Heading to the beach? Starting at 7am on July 3, you’ll want to stay out of the water at Marie Curtis Park. Here’s the latest beach water quality report from Toronto Public Health:
- Bluffer’s Beach (1 Brimley Road South) was tested safe for swimming on July 1.
- Center Island Beach (Toronto Islands) tested safe for swimming on July 1
- Cherry Beach (1 Cherry Street) was tested safe for swimming on July 1
- Gibraltar Point Beach (Toronto Islands) tested safe for swimming on July 1
- Hanlan’s Point Beach (Toronto Islands) tested safe for swimming on July 1
- Kew-Balmy Beach (1 Beech Avenue) tested for safe swimming on July 1
- Marie Curtis Park Beach (2 42nd Street) tested unsafe for swimming on July 1
- Sunnyside Beach (1755 Lake Shore Boulevard West) was tested safe for swimming on July 1
- Ward’s Island Beach (Toronto Islands) tested safe for swimming on July 1
- Woodbine Beach (1675 Lake Shore Boulevard East) was tested safe for swimming on July 1.
During the summer, Toronto Public Health monitors E. coli levels at 10 public beaches. Water is considered unsafe for swimming when one sample contains 400 or more E. coli bacteria per 100 milliliters, or the geometric mean of five samples is 200 or more, according to public health guidelines from the Ontario Ministry of Health and Long-Term Care. term care.
Collection, transport and testing of beach water for E. coli can take a day or more, so the most recent data available may not reflect current beach conditions. Swimming is not recommended when it is raining, the water is wavy or cloudy, there are many birds, or two days after a major storm.
Consuming E. coli can cause serious illness, including stomach cramps, diarrhea and vomiting. When high levels of the bacteria are detected, other harmful organisms are more likely to be present, including those that cause skin rashes and eye, ear, nose, and throat infections.
A beach can also be considered unsafe for swimming due to weather conditions, runoff, pollution, spills, odors, garbage, sharp debris, and dead fish.

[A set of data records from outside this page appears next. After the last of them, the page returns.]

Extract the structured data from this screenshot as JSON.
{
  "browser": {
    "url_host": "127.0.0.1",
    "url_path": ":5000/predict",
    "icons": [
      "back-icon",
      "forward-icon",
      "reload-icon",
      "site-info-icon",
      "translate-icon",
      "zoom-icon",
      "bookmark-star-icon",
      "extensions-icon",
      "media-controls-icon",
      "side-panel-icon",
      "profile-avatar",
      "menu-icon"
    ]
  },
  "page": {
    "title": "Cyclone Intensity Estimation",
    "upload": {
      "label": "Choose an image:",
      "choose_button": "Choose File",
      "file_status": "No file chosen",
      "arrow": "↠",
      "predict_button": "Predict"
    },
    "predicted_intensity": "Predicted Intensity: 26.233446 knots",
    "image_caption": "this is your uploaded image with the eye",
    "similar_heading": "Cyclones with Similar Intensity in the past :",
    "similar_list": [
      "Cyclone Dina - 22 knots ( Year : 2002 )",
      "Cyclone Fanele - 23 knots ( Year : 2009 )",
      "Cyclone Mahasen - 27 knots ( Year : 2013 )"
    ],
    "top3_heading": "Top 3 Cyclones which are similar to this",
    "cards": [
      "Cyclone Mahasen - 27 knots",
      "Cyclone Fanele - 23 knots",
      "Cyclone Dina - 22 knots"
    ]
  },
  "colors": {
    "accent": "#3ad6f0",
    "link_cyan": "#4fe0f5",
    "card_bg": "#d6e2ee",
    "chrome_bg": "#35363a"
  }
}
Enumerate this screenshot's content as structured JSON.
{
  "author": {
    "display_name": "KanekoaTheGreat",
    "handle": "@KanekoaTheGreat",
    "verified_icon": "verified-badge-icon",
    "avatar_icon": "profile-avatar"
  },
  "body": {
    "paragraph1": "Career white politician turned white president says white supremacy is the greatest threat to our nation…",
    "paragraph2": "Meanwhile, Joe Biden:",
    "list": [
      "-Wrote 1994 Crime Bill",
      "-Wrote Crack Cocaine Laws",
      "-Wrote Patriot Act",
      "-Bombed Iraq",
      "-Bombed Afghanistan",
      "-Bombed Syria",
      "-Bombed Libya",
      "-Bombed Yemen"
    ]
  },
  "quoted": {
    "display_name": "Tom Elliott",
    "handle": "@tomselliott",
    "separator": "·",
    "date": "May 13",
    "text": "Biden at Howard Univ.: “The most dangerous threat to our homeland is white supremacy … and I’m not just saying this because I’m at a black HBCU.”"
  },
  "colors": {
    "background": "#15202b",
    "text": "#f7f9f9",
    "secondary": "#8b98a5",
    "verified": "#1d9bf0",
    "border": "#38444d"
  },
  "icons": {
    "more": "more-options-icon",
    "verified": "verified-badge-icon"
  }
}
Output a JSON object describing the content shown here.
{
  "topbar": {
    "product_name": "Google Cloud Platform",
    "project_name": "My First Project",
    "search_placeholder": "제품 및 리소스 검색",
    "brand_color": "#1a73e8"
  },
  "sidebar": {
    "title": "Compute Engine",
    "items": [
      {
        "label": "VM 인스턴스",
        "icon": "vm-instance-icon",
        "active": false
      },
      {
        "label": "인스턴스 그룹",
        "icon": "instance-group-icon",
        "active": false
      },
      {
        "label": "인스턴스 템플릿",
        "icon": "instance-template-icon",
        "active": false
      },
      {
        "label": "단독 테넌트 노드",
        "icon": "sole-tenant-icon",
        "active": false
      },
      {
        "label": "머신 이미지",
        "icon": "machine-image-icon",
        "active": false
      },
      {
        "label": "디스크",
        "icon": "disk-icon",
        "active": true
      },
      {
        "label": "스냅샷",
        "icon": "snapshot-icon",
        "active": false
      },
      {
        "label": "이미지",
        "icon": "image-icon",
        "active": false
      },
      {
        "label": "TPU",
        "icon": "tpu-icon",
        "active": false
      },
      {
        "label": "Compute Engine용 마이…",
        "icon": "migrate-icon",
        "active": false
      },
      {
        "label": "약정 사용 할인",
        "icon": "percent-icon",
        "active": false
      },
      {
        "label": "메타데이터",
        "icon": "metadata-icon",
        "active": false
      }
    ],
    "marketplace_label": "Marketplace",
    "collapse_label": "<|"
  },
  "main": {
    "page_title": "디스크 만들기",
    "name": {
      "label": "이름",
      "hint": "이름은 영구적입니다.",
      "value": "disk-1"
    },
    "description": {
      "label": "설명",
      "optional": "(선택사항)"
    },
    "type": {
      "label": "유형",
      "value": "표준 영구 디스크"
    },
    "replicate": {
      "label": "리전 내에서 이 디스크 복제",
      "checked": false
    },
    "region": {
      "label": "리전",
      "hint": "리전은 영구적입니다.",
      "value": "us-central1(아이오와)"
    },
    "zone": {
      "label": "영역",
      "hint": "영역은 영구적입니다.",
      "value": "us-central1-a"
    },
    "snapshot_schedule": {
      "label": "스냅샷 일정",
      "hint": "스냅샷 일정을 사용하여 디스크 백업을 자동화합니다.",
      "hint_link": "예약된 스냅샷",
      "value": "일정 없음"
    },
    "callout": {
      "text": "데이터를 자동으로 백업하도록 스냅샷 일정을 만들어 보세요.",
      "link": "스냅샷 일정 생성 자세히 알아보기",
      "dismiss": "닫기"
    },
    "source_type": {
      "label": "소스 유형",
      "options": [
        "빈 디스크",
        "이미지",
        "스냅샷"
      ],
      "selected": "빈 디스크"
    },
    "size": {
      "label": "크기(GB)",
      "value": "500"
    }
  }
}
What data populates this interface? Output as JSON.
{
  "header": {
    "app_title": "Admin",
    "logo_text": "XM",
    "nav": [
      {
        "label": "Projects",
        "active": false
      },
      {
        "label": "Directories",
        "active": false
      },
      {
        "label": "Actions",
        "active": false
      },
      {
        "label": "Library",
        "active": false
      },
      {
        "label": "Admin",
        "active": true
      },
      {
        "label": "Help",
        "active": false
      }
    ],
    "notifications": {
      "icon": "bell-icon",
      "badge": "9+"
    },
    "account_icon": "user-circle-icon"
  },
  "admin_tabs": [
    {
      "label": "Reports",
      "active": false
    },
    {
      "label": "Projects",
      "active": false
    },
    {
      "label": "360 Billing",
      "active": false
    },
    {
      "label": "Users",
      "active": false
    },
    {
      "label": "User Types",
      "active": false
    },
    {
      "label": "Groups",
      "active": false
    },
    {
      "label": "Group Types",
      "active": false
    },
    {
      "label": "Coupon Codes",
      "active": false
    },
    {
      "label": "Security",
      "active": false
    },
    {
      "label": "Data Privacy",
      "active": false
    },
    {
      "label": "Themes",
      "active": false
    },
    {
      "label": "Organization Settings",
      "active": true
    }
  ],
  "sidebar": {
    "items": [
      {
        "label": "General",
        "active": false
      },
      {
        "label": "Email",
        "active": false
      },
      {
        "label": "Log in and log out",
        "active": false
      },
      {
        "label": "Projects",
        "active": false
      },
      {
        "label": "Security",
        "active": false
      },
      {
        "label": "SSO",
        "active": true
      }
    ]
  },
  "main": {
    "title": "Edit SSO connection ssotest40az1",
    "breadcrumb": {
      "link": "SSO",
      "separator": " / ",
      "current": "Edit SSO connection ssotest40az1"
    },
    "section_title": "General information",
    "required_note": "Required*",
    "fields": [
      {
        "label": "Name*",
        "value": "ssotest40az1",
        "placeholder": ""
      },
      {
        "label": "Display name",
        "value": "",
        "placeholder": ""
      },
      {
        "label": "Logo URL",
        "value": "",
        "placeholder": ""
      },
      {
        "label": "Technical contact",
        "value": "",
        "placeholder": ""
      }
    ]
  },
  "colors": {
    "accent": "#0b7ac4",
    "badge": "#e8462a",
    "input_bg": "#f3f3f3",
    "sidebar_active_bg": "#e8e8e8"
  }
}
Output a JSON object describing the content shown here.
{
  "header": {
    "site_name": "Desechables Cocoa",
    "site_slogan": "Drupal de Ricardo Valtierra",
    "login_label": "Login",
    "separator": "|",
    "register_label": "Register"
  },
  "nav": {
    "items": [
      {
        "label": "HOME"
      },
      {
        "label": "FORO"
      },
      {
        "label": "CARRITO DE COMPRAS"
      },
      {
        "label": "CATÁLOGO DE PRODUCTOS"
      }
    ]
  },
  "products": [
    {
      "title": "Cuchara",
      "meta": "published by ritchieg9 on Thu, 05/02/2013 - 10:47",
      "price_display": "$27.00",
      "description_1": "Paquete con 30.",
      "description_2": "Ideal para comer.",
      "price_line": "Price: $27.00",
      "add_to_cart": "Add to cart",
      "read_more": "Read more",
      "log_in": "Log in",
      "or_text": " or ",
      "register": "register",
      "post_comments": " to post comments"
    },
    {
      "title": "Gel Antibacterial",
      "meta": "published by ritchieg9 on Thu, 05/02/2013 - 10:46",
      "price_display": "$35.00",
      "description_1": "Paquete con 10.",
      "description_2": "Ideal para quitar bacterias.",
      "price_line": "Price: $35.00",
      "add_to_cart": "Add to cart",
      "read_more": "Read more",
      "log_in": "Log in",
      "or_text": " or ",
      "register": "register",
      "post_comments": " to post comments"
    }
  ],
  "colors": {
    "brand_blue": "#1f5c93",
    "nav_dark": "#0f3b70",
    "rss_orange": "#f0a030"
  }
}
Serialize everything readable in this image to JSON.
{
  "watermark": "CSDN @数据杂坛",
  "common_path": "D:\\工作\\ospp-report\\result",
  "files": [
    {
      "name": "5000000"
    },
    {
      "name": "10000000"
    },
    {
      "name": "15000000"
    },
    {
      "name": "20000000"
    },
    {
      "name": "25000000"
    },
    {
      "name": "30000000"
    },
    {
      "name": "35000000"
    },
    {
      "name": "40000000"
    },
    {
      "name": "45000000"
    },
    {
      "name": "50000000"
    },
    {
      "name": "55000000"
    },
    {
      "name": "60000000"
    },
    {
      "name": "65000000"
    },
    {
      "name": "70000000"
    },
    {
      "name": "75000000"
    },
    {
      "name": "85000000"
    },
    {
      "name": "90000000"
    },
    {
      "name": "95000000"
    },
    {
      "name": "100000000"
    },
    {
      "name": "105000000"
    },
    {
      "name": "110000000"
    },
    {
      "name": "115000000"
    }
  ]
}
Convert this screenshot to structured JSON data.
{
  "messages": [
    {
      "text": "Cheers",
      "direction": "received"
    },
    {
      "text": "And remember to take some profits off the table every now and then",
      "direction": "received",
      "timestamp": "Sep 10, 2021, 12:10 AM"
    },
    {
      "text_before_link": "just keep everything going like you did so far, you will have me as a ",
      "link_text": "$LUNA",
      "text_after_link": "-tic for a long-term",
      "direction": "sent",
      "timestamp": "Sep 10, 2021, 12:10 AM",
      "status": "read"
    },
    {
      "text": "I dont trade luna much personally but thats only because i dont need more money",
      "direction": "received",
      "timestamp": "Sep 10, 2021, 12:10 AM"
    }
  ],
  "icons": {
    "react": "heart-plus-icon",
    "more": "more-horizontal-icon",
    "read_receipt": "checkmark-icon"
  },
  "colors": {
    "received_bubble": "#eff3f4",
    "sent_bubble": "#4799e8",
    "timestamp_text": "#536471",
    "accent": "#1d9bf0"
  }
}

In addition, public beaches are monitored for blue-green algae, which can be highly toxic to humans, dogs and other animals.
About this story
This story is automatically generated at 7am and updated every hour until 5pm when new data becomes available using Toronto Public Health open data.